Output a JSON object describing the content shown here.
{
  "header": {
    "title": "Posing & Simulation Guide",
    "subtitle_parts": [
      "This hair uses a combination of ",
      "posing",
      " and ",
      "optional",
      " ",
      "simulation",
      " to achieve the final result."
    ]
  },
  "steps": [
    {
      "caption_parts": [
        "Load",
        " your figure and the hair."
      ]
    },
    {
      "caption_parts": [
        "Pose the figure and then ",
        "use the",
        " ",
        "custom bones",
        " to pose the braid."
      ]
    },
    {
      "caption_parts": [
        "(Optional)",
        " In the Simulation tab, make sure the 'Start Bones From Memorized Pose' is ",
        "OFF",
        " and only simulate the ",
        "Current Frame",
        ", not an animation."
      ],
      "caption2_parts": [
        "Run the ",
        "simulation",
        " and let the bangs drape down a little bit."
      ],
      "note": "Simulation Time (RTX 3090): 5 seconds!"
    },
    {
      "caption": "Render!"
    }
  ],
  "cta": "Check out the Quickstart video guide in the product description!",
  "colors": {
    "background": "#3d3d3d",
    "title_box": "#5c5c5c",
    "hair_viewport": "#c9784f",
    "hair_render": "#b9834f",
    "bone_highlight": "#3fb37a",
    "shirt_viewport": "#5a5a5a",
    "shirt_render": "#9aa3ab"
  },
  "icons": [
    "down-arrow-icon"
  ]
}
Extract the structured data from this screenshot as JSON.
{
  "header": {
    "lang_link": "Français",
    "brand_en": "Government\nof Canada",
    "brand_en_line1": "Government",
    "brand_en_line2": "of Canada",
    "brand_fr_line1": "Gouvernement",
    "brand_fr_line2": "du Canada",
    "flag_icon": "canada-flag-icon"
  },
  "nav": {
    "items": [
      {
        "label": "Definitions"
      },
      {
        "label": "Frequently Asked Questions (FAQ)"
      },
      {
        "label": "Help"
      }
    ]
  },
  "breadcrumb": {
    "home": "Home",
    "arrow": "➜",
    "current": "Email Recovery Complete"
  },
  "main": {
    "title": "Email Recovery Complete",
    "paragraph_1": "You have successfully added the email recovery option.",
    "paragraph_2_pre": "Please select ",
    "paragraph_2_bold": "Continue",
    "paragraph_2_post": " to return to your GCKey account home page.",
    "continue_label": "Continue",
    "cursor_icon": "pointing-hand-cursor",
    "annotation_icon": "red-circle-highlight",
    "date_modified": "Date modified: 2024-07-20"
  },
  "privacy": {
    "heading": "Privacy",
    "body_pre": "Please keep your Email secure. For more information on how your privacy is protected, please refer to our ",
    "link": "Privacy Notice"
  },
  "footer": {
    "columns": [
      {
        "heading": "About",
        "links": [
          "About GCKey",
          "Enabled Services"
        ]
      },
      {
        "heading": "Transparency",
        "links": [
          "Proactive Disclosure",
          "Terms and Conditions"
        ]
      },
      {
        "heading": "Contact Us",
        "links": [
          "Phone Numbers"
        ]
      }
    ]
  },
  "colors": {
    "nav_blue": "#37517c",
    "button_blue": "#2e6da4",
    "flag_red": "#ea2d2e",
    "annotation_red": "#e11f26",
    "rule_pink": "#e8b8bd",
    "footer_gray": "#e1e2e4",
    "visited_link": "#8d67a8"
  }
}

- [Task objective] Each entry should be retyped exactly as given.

- [Result of the task]
Output a JSON object describing the content shown here.
{
  "header": {
    "title": "Posing & Simulation Guide",
    "subtitle_parts": [
      "This hair uses a combination of ",
      "posing",
      " and ",
      "optional",
      " ",
      "simulation",
      " to achieve the final result."
    ]
  },
  "steps": [
    {
      "caption_parts": [
        "Load",
        " your figure and the hair."
      ]
    },
    {
      "caption_parts": [
        "Pose the figure and then ",
        "use the",
        " ",
        "custom bones",
        " to pose the braid."
      ]
    },
    {
      "caption_parts": [
        "(Optional)",
        " In the Simulation tab, make sure the 'Start Bones From Memorized Pose' is ",
        "OFF",
        " and only simulate the ",
        "Current Frame",
        ", not an animation."
      ],
      "caption2_parts": [
        "Run the ",
        "simulation",
        " and let the bangs drape down a little bit."
      ],
      "note": "Simulation Time (RTX 3090): 5 seconds!"
    },
    {
      "caption": "Render!"
    }
  ],
  "cta": "Check out the Quickstart video guide in the product description!",
  "colors": {
    "background": "#3d3d3d",
    "title_box": "#5c5c5c",
    "hair_viewport": "#c9784f",
    "hair_render": "#b9834f",
    "bone_highlight": "#3fb37a",
    "shirt_viewport": "#5a5a5a",
    "shirt_render": "#9aa3ab"
  },
  "icons": [
    "down-arrow-icon"
  ]
}
Extract the structured data from this screenshot as JSON.
{
  "header": {
    "lang_link": "Français",
    "brand_en": "Government\nof Canada",
    "brand_en_line1": "Government",
    "brand_en_line2": "of Canada",
    "brand_fr_line1": "Gouvernement",
    "brand_fr_line2": "du Canada",
    "flag_icon": "canada-flag-icon"
  },
  "nav": {
    "items": [
      {
        "label": "Definitions"
      },
      {
        "label": "Frequently Asked Questions (FAQ)"
      },
      {
        "label": "Help"
      }
    ]
  },
  "breadcrumb": {
    "home": "Home",
    "arrow": "➜",
    "current": "Email Recovery Complete"
  },
  "main": {
    "title": "Email Recovery Complete",
    "paragraph_1": "You have successfully added the email recovery option.",
    "paragraph_2_pre": "Please select ",
    "paragraph_2_bold": "Continue",
    "paragraph_2_post": " to return to your GCKey account home page.",
    "continue_label": "Continue",
    "cursor_icon": "pointing-hand-cursor",
    "annotation_icon": "red-circle-highlight",
    "date_modified": "Date modified: 2024-07-20"
  },
  "privacy": {
    "heading": "Privacy",
    "body_pre": "Please keep your Email secure. For more information on how your privacy is protected, please refer to our ",
    "link": "Privacy Notice"
  },
  "footer": {
    "columns": [
      {
        "heading": "About",
        "links": [
          "About GCKey",
          "Enabled Services"
        ]
      },
      {
        "heading": "Transparency",
        "links": [
          "Proactive Disclosure",
          "Terms and Conditions"
        ]
      },
      {
        "heading": "Contact Us",
        "links": [
          "Phone Numbers"
        ]
      }
    ]
  },
  "colors": {
    "nav_blue": "#37517c",
    "button_blue": "#2e6da4",
    "flag_red": "#ea2d2e",
    "annotation_red": "#e11f26",
    "rule_pink": "#e8b8bd",
    "footer_gray": "#e1e2e4",
    "visited_link": "#8d67a8"
  }
}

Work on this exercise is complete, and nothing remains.